══ MATERIAL FOR THIS EXERCISE ══

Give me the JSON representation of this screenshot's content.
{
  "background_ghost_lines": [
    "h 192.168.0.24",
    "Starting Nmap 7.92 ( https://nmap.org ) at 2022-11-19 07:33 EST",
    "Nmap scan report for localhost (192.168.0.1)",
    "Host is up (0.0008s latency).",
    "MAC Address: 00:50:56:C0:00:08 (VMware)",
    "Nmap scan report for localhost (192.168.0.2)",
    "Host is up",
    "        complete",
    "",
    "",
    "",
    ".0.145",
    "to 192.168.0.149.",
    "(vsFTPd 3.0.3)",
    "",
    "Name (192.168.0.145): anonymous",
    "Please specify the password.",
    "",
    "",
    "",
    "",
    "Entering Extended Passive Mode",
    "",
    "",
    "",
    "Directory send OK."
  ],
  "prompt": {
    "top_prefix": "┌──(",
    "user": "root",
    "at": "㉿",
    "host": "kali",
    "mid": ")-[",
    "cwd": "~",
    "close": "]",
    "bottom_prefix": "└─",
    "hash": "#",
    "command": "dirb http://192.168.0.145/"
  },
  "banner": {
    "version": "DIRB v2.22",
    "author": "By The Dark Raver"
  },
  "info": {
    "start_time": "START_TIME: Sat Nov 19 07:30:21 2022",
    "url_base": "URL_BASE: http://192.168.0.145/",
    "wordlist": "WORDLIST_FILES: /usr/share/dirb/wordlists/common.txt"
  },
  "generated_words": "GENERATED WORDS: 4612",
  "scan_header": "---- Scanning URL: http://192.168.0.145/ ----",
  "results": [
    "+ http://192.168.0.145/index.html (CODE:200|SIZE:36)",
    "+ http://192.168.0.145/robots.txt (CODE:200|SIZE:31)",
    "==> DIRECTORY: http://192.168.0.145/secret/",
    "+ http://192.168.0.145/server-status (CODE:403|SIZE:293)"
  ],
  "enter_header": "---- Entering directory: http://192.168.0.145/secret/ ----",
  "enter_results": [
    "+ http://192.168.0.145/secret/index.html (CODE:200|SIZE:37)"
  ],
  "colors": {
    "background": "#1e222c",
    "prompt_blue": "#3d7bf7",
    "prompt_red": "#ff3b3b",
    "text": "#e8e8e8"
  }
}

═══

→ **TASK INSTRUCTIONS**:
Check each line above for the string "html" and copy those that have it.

→ **YOUR SOLUTION**:
    "+ http://192.168.0.145/index.html (CODE:200|SIZE:36)",
    "+ http://192.168.0.145/secret/index.html (CODE:200|SIZE:37)"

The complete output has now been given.